======== Records supplied
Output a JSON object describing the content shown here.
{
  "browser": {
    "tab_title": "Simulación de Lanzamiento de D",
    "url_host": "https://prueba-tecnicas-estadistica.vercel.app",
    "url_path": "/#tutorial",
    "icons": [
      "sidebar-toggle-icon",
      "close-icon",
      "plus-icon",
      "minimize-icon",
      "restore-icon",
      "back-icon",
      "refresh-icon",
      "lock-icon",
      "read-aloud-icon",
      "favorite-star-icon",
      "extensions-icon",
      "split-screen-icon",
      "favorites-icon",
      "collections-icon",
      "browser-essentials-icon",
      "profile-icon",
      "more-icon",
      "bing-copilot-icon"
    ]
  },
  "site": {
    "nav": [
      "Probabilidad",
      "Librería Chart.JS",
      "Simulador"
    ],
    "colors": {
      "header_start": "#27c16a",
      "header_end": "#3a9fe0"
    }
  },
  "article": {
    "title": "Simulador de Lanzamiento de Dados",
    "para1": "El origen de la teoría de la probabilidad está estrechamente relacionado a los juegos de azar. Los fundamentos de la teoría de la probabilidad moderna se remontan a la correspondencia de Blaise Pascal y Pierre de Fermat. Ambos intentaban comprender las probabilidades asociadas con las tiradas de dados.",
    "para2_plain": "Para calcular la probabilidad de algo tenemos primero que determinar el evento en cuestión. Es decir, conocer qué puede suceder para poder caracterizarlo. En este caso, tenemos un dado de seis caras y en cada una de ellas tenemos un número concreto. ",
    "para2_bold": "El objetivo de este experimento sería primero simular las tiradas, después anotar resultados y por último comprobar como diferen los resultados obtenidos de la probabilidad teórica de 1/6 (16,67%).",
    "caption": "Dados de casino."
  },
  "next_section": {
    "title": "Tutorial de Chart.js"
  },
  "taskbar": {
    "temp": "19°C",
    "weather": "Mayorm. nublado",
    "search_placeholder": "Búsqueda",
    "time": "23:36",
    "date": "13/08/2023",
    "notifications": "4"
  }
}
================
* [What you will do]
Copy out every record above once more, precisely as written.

* [Exercise result]
Output a JSON object describing the content shown here.
{
  "browser": {
    "tab_title": "Simulación de Lanzamiento de D",
    "url_host": "https://prueba-tecnicas-estadistica.vercel.app",
    "url_path": "/#tutorial",
    "icons": [
      "sidebar-toggle-icon",
      "close-icon",
      "plus-icon",
      "minimize-icon",
      "restore-icon",
      "back-icon",
      "refresh-icon",
      "lock-icon",
      "read-aloud-icon",
      "favorite-star-icon",
      "extensions-icon",
      "split-screen-icon",
      "favorites-icon",
      "collections-icon",
      "browser-essentials-icon",
      "profile-icon",
      "more-icon",
      "bing-copilot-icon"
    ]
  },
  "site": {
    "nav": [
      "Probabilidad",
      "Librería Chart.JS",
      "Simulador"
    ],
    "colors": {
      "header_start": "#27c16a",
      "header_end": "#3a9fe0"
    }
  },
  "article": {
    "title": "Simulador de Lanzamiento de Dados",
    "para1": "El origen de la teoría de la probabilidad está estrechamente relacionado a los juegos de azar. Los fundamentos de la teoría de la probabilidad moderna se remontan a la correspondencia de Blaise Pascal y Pierre de Fermat. Ambos intentaban comprender las probabilidades asociadas con las tiradas de dados.",
    "para2_plain": "Para calcular la probabilidad de algo tenemos primero que determinar el evento en cuestión. Es decir, conocer qué puede suceder para poder caracterizarlo. En este caso, tenemos un dado de seis caras y en cada una de ellas tenemos un número concreto. ",
    "para2_bold": "El objetivo de este experimento sería primero simular las tiradas, después anotar resultados y por último comprobar como diferen los resultados obtenidos de la probabilidad teórica de 1/6 (16,67%).",
    "caption": "Dados de casino."
  },
  "next_section": {
    "title": "Tutorial de Chart.js"
  },
  "taskbar": {
    "temp": "19°C",
    "weather": "Mayorm. nublado",
    "search_placeholder": "Búsqueda",
    "time": "23:36",
    "date": "13/08/2023",
    "notifications": "4"
  }
}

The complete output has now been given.